* YOUR OBJECTIVE *
Could you reproduce all of the records exactly?
*** RECORDS SHOWN ***
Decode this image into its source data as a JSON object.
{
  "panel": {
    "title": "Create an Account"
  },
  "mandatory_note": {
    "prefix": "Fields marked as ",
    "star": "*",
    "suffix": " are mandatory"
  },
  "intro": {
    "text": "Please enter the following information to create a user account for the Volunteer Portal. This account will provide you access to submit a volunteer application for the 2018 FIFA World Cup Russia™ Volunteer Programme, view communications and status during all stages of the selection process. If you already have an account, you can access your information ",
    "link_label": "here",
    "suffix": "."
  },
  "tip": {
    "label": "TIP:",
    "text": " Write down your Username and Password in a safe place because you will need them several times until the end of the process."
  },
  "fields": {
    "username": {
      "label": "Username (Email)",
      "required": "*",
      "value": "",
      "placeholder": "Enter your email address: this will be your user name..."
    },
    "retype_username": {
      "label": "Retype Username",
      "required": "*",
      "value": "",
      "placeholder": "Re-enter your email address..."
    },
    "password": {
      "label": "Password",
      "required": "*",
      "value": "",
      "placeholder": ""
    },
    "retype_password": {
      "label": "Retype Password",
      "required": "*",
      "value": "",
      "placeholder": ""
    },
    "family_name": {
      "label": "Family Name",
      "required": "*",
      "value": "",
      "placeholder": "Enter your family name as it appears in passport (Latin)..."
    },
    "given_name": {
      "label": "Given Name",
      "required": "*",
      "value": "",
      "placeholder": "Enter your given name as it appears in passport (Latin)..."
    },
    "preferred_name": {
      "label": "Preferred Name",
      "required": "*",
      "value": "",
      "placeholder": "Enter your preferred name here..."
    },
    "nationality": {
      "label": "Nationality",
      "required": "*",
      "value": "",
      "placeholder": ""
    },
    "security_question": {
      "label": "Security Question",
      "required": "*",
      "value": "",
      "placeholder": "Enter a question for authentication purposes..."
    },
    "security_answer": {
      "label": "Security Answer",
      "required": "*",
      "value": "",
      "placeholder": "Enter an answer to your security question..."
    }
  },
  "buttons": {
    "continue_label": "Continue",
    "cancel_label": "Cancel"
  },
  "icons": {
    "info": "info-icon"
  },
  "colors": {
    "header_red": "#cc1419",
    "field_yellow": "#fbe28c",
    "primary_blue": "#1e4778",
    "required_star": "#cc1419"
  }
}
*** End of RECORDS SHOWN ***
* SOLUTION TO THIS EXERCISE *
Decode this image into its source data as a JSON object.
{
  "panel": {
    "title": "Create an Account"
  },
  "mandatory_note": {
    "prefix": "Fields marked as ",
    "star": "*",
    "suffix": " are mandatory"
  },
  "intro": {
    "text": "Please enter the following information to create a user account for the Volunteer Portal. This account will provide you access to submit a volunteer application for the 2018 FIFA World Cup Russia™ Volunteer Programme, view communications and status during all stages of the selection process. If you already have an account, you can access your information ",
    "link_label": "here",
    "suffix": "."
  },
  "tip": {
    "label": "TIP:",
    "text": " Write down your Username and Password in a safe place because you will need them several times until the end of the process."
  },
  "fields": {
    "username": {
      "label": "Username (Email)",
      "required": "*",
      "value": "",
      "placeholder": "Enter your email address: this will be your user name..."
    },
    "retype_username": {
      "label": "Retype Username",
      "required": "*",
      "value": "",
      "placeholder": "Re-enter your email address..."
    },
    "password": {
      "label": "Password",
      "required": "*",
      "value": "",
      "placeholder": ""
    },
    "retype_password": {
      "label": "Retype Password",
      "required": "*",
      "value": "",
      "placeholder": ""
    },
    "family_name": {
      "label": "Family Name",
      "required": "*",
      "value": "",
      "placeholder": "Enter your family name as it appears in passport (Latin)..."
    },
    "given_name": {
      "label": "Given Name",
      "required": "*",
      "value": "",
      "placeholder": "Enter your given name as it appears in passport (Latin)..."
    },
    "preferred_name": {
      "label": "Preferred Name",
      "required": "*",
      "value": "",
      "placeholder": "Enter your preferred name here..."
    },
    "nationality": {
      "label": "Nationality",
      "required": "*",
      "value": "",
      "placeholder": ""
    },
    "security_question": {
      "label": "Security Question",
      "required": "*",
      "value": "",
      "placeholder": "Enter a question for authentication purposes..."
    },
    "security_answer": {
      "label": "Security Answer",
      "required": "*",
      "value": "",
      "placeholder": "Enter an answer to your security question..."
    }
  },
  "buttons": {
    "continue_label": "Continue",
    "cancel_label": "Cancel"
  },
  "icons": {
    "info": "info-icon"
  },
  "colors": {
    "header_red": "#cc1419",
    "field_yellow": "#fbe28c",
    "primary_blue": "#1e4778",
    "required_star": "#cc1419"
  }
}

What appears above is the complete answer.